PROBLEM TO SOLVE: When you print the material, keep every line identical to the original.

-=-=-=-=-

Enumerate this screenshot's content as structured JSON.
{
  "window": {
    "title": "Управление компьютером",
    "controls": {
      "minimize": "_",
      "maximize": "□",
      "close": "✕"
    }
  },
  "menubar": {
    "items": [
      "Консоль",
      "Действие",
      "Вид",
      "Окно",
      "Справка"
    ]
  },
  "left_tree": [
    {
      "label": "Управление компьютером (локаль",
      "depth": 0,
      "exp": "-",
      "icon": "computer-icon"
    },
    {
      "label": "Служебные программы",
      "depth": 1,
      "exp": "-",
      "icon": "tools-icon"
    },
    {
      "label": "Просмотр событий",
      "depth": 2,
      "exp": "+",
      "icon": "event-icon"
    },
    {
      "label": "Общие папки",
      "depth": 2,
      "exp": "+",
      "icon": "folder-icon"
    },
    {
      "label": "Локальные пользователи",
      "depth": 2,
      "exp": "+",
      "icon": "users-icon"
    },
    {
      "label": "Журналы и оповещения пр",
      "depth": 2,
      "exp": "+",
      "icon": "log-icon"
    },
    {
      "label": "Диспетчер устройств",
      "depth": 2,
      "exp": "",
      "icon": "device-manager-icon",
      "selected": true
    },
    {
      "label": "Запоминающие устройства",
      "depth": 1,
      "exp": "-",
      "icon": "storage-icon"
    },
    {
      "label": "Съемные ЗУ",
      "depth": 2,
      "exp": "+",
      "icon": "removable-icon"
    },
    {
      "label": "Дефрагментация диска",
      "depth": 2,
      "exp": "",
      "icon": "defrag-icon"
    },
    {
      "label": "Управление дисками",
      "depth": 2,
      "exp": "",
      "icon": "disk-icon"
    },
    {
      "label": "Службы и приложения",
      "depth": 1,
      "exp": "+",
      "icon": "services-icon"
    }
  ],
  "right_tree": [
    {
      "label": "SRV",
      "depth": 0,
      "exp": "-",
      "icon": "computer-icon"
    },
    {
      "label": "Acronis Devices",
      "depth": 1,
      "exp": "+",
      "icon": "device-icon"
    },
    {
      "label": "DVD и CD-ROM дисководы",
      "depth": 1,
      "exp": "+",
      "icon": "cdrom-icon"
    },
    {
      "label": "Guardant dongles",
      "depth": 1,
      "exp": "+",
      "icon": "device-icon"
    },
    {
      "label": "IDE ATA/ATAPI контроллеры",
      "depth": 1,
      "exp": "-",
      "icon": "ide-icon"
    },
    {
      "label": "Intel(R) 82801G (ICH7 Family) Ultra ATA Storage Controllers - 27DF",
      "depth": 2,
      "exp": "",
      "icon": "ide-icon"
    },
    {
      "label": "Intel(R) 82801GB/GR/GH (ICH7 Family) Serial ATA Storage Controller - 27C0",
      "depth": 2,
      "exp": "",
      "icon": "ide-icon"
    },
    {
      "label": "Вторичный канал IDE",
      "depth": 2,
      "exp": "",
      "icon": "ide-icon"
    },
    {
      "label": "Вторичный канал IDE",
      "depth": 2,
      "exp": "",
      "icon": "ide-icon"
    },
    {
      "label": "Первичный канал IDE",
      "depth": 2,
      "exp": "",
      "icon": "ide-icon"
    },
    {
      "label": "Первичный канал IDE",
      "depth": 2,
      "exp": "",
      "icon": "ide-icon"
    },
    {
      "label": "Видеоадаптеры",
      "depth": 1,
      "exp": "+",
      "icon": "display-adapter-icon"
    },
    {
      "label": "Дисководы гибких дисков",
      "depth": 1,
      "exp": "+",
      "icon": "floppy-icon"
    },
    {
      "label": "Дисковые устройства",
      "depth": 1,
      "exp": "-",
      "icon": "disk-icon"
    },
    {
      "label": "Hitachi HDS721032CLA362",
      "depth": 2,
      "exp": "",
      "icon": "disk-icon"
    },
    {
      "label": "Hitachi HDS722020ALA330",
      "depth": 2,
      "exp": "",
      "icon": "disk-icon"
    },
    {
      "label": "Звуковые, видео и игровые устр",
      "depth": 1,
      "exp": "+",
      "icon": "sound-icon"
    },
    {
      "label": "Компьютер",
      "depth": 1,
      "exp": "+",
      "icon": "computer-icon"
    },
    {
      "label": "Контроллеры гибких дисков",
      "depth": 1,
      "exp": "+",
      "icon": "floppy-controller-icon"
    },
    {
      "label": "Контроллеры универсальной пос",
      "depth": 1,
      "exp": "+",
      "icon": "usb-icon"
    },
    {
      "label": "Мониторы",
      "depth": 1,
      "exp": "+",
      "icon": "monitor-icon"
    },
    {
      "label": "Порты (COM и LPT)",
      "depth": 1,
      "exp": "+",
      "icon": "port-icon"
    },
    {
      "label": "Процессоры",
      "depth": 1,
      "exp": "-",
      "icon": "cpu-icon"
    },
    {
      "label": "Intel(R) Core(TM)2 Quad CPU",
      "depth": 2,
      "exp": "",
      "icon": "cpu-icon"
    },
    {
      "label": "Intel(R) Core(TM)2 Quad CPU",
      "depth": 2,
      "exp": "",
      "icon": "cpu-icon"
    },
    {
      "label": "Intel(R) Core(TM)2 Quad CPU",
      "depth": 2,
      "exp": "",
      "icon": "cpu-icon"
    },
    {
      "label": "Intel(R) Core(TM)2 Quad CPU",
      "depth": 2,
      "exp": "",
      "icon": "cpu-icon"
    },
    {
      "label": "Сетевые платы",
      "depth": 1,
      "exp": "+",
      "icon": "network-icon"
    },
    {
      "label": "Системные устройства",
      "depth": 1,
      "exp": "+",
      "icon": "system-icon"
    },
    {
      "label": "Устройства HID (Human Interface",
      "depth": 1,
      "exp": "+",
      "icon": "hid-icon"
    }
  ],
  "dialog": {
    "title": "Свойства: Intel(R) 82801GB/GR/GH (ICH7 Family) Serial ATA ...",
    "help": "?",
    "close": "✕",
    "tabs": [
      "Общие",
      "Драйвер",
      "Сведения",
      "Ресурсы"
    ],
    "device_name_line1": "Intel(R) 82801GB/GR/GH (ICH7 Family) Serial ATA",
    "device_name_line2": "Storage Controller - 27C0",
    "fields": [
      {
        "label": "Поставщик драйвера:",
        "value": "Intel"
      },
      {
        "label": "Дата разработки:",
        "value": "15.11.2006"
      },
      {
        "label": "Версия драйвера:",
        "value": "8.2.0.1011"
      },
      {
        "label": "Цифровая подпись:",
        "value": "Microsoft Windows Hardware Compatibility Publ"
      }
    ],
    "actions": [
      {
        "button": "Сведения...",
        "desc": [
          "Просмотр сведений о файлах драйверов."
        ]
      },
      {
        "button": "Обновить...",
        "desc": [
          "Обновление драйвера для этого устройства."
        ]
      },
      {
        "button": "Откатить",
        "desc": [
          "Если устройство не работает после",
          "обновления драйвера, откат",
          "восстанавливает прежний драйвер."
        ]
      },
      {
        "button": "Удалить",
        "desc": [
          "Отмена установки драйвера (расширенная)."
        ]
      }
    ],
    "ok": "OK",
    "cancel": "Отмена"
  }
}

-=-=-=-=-

RESULT FOR THIS TASK:
Enumerate this screenshot's content as structured JSON.
{
  "window": {
    "title": "Управление компьютером",
    "controls": {
      "minimize": "_",
      "maximize": "□",
      "close": "✕"
    }
  },
  "menubar": {
    "items": [
      "Консоль",
      "Действие",
      "Вид",
      "Окно",
      "Справка"
    ]
  },
  "left_tree": [
    {
      "label": "Управление компьютером (локаль",
      "depth": 0,
      "exp": "-",
      "icon": "computer-icon"
    },
    {
      "label": "Служебные программы",
      "depth": 1,
      "exp": "-",
      "icon": "tools-icon"
    },
    {
      "label": "Просмотр событий",
      "depth": 2,
      "exp": "+",
      "icon": "event-icon"
    },
    {
      "label": "Общие папки",
      "depth": 2,
      "exp": "+",
      "icon": "folder-icon"
    },
    {
      "label": "Локальные пользователи",
      "depth": 2,
      "exp": "+",
      "icon": "users-icon"
    },
    {
      "label": "Журналы и оповещения пр",
      "depth": 2,
      "exp": "+",
      "icon": "log-icon"
    },
    {
      "label": "Диспетчер устройств",
      "depth": 2,
      "exp": "",
      "icon": "device-manager-icon",
      "selected": true
    },
    {
      "label": "Запоминающие устройства",
      "depth": 1,
      "exp": "-",
      "icon": "storage-icon"
    },
    {
      "label": "Съемные ЗУ",
      "depth": 2,
      "exp": "+",
      "icon": "removable-icon"
    },
    {
      "label": "Дефрагментация диска",
      "depth": 2,
      "exp": "",
      "icon": "defrag-icon"
    },
    {
      "label": "Управление дисками",
      "depth": 2,
      "exp": "",
      "icon": "disk-icon"
    },
    {
      "label": "Службы и приложения",
      "depth": 1,
      "exp": "+",
      "icon": "services-icon"
    }
  ],
  "right_tree": [
    {
      "label": "SRV",
      "depth": 0,
      "exp": "-",
      "icon": "computer-icon"
    },
    {
      "label": "Acronis Devices",
      "depth": 1,
      "exp": "+",
      "icon": "device-icon"
    },
    {
      "label": "DVD и CD-ROM дисководы",
      "depth": 1,
      "exp": "+",
      "icon": "cdrom-icon"
    },
    {
      "label": "Guardant dongles",
      "depth": 1,
      "exp": "+",
      "icon": "device-icon"
    },
    {
      "label": "IDE ATA/ATAPI контроллеры",
      "depth": 1,
      "exp": "-",
      "icon": "ide-icon"
    },
    {
      "label": "Intel(R) 82801G (ICH7 Family) Ultra ATA Storage Controllers - 27DF",
      "depth": 2,
      "exp": "",
      "icon": "ide-icon"
    },
    {
      "label": "Intel(R) 82801GB/GR/GH (ICH7 Family) Serial ATA Storage Controller - 27C0",
      "depth": 2,
      "exp": "",
      "icon": "ide-icon"
    },
    {
      "label": "Вторичный канал IDE",
      "depth": 2,
      "exp": "",
      "icon": "ide-icon"
    },
    {
      "label": "Вторичный канал IDE",
      "depth": 2,
      "exp": "",
      "icon": "ide-icon"
    },
    {
      "label": "Первичный канал IDE",
      "depth": 2,
      "exp": "",
      "icon": "ide-icon"
    },
    {
      "label": "Первичный канал IDE",
      "depth": 2,
      "exp": "",
      "icon": "ide-icon"
    },
    {
      "label": "Видеоадаптеры",
      "depth": 1,
      "exp": "+",
      "icon": "display-adapter-icon"
    },
    {
      "label": "Дисководы гибких дисков",
      "depth": 1,
      "exp": "+",
      "icon": "floppy-icon"
    },
    {
      "label": "Дисковые устройства",
      "depth": 1,
      "exp": "-",
      "icon": "disk-icon"
    },
    {
      "label": "Hitachi HDS721032CLA362",
      "depth": 2,
      "exp": "",
      "icon": "disk-icon"
    },
    {
      "label": "Hitachi HDS722020ALA330",
      "depth": 2,
      "exp": "",
      "icon": "disk-icon"
    },
    {
      "label": "Звуковые, видео и игровые устр",
      "depth": 1,
      "exp": "+",
      "icon": "sound-icon"
    },
    {
      "label": "Компьютер",
      "depth": 1,
      "exp": "+",
      "icon": "computer-icon"
    },
    {
      "label": "Контроллеры гибких дисков",
      "depth": 1,
      "exp": "+",
      "icon": "floppy-controller-icon"
    },
    {
      "label": "Контроллеры универсальной пос",
      "depth": 1,
      "exp": "+",
      "icon": "usb-icon"
    },
    {
      "label": "Мониторы",
      "depth": 1,
      "exp": "+",
      "icon": "monitor-icon"
    },
    {
      "label": "Порты (COM и LPT)",
      "depth": 1,
      "exp": "+",
      "icon": "port-icon"
    },
    {
      "label": "Процессоры",
      "depth": 1,
      "exp": "-",
      "icon": "cpu-icon"
    },
    {
      "label": "Intel(R) Core(TM)2 Quad CPU",
      "depth": 2,
      "exp": "",
      "icon": "cpu-icon"
    },
    {
      "label": "Intel(R) Core(TM)2 Quad CPU",
      "depth": 2,
      "exp": "",
      "icon": "cpu-icon"
    },
    {
      "label": "Intel(R) Core(TM)2 Quad CPU",
      "depth": 2,
      "exp": "",
      "icon": "cpu-icon"
    },
    {
      "label": "Intel(R) Core(TM)2 Quad CPU",
      "depth": 2,
      "exp": "",
      "icon": "cpu-icon"
    },
    {
      "label": "Сетевые платы",
      "depth": 1,
      "exp": "+",
      "icon": "network-icon"
    },
    {
      "label": "Системные устройства",
      "depth": 1,
      "exp": "+",
      "icon": "system-icon"
    },
    {
      "label": "Устройства HID (Human Interface",
      "depth": 1,
      "exp": "+",
      "icon": "hid-icon"
    }
  ],
  "dialog": {
    "title": "Свойства: Intel(R) 82801GB/GR/GH (ICH7 Family) Serial ATA ...",
    "help": "?",
    "close": "✕",
    "tabs": [
      "Общие",
      "Драйвер",
      "Сведения",
      "Ресурсы"
    ],
    "device_name_line1": "Intel(R) 82801GB/GR/GH (ICH7 Family) Serial ATA",
    "device_name_line2": "Storage Controller - 27C0",
    "fields": [
      {
        "label": "Поставщик драйвера:",
        "value": "Intel"
      },
      {
        "label": "Дата разработки:",
        "value": "15.11.2006"
      },
      {
        "label": "Версия драйвера:",
        "value": "8.2.0.1011"
      },
      {
        "label": "Цифровая подпись:",
        "value": "Microsoft Windows Hardware Compatibility Publ"
      }
    ],
    "actions": [
      {
        "button": "Сведения...",
        "desc": [
          "Просмотр сведений о файлах драйверов."
        ]
      },
      {
        "button": "Обновить...",
        "desc": [
          "Обновление драйвера для этого устройства."
        ]
      },
      {
        "button": "Откатить",
        "desc": [
          "Если устройство не работает после",
          "обновления драйвера, откат",
          "восстанавливает прежний драйвер."
        ]
      },
      {
        "button": "Удалить",
        "desc": [
          "Отмена установки драйвера (расширенная)."
        ]
      }
    ],
    "ok": "OK",
    "cancel": "Отмена"
  }
}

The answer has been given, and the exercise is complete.